The prevalence of comorbidities and complications is higher among adolescents and young adults with type 2 diabetes compared with adolescents and young adults with type 1 diabetes, according to findings published in JAMA.
“Providers should be aware that complications and comorbidities may already be present at young ages and relatively short duration and promote aggressive risk factor control in all adolescents and young adults with diabetes, and especially among those with type 2 diabetes and in minority youth with any type of diabetes,” Dana Dabelea, MD, PhD, professor of epidemiology and pediatrics, department of epidemiology, Colorado School of Public Health, told Endocrine Today. “That means several things: adhering to [American Diabetes Association] guidelines on frequency of HbA1c, eye examinations, lipid level, microalbuminuria and blood pressure measurements; monitoring closely the diabetes medications (insulin regimens, oral hypoglycemic drugs, etc) and make the necessary changes to ensure optimal glucose control; starting lipid-lowering and antihypertensive treatment at younger ages in needed; and advising on weight loss and weight maintenances, primarily through lifestyle approaches.”
Dabelea and colleagues evaluated data from the SEARCH for Diabetes in Youth registry on 2,018 adolescents and young adults diagnosed with diabetes before age 20 years to determine the prevalence and risk factors for complications related to type 1 and type 2 diabetes.
Diagnosis information was gathered between 2002 and 2015 and outcome measures were collected between 2011 and 2015. At the outcome visit, duration of diabetes was 7.9 years for both groups.
Participants with type 2 diabetes were older at diagnosis (mean age, 14.2 years) compared with participants with type 1 diabetes (mean age, 10 years) and at the outcome visit (mean age, 22.1 years vs. 17.9 years).
Participants with type 2 diabetes had significantly higher measures of obesity and mean arterial pressure. Overall, prevalence of complications and comorbidities was higher in participants with type 2 diabetes compared with participants with type 1 diabetes.
The prevalence of diabetic kidney disease was higher among participants with type 2 diabetes (19.9%) compared with participants with type 1 diabetes (5.8%; P < .001). Compared with participants with type 1 diabetes, participants with type 2 diabetes had a higher prevalence of diabetic retinopathy (P = .02), peripheral neuropathy (P < .001), arterial stiffness (P < .001) and hypertension (P < .001).
“The study found that the prevalence of diabetes-related complications and comorbidities was high in both diabetes types at a young age and after less than 8 years’ duration of diabetes,” Dabelea said. “The most disturbing result was that this burden disproportionately affected youth with type 2 diabetes and minority youth. Approximately one in three teenagers and young adults with type 1 diabetes (32%) and almost three of four of those with type 2 diabetes (72%) had at least one such complication. Additionally, adjustment for differences in age, sex, race/ethnicity and levels of glucose control over time did not remove the excess prevalence among those with type 2 diabetes.” – by Amber Cox
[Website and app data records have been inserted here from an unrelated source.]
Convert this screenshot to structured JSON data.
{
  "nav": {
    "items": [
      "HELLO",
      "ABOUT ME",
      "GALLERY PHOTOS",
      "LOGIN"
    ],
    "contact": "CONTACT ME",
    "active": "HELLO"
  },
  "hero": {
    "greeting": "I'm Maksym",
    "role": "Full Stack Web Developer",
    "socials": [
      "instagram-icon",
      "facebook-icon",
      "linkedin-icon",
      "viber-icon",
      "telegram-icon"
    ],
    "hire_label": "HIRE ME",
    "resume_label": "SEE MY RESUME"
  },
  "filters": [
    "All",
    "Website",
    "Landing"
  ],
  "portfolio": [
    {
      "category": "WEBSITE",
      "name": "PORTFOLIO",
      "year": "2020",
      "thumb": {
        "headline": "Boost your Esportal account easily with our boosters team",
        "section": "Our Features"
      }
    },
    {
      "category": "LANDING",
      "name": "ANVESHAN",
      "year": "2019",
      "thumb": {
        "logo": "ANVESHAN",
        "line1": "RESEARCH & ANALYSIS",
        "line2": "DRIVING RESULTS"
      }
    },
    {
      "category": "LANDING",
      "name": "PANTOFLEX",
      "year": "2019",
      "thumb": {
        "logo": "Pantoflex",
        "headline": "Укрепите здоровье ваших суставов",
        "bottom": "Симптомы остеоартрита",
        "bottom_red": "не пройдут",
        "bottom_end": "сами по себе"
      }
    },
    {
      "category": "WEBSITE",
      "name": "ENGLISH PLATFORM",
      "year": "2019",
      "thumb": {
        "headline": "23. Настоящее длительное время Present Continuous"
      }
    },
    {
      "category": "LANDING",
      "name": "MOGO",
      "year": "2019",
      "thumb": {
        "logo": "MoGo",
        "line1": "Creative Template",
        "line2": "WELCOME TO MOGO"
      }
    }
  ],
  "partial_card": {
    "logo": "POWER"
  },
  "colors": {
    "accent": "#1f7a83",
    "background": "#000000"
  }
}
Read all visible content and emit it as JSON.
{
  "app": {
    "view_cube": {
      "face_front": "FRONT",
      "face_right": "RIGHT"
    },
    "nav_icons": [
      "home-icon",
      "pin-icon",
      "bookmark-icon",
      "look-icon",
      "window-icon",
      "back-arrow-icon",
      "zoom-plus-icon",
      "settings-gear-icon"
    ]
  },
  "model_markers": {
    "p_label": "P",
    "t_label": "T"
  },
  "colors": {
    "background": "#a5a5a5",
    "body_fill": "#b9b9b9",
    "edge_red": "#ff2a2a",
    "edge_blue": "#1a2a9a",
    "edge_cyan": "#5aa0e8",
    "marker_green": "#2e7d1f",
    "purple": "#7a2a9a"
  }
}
For more information:
Dana Dabelea, MD, PhD, can be reached at University of Colorado Anschutz Medical Campus, 13001 E. 17th Ave., Box B119, Room W3110, CO 80045; email: firstname.lastname@example.org.
Disclosure: Dabelea reports no relevant financial disclosures. Please see the full study for a list of all other authors’ relevant financial disclosures.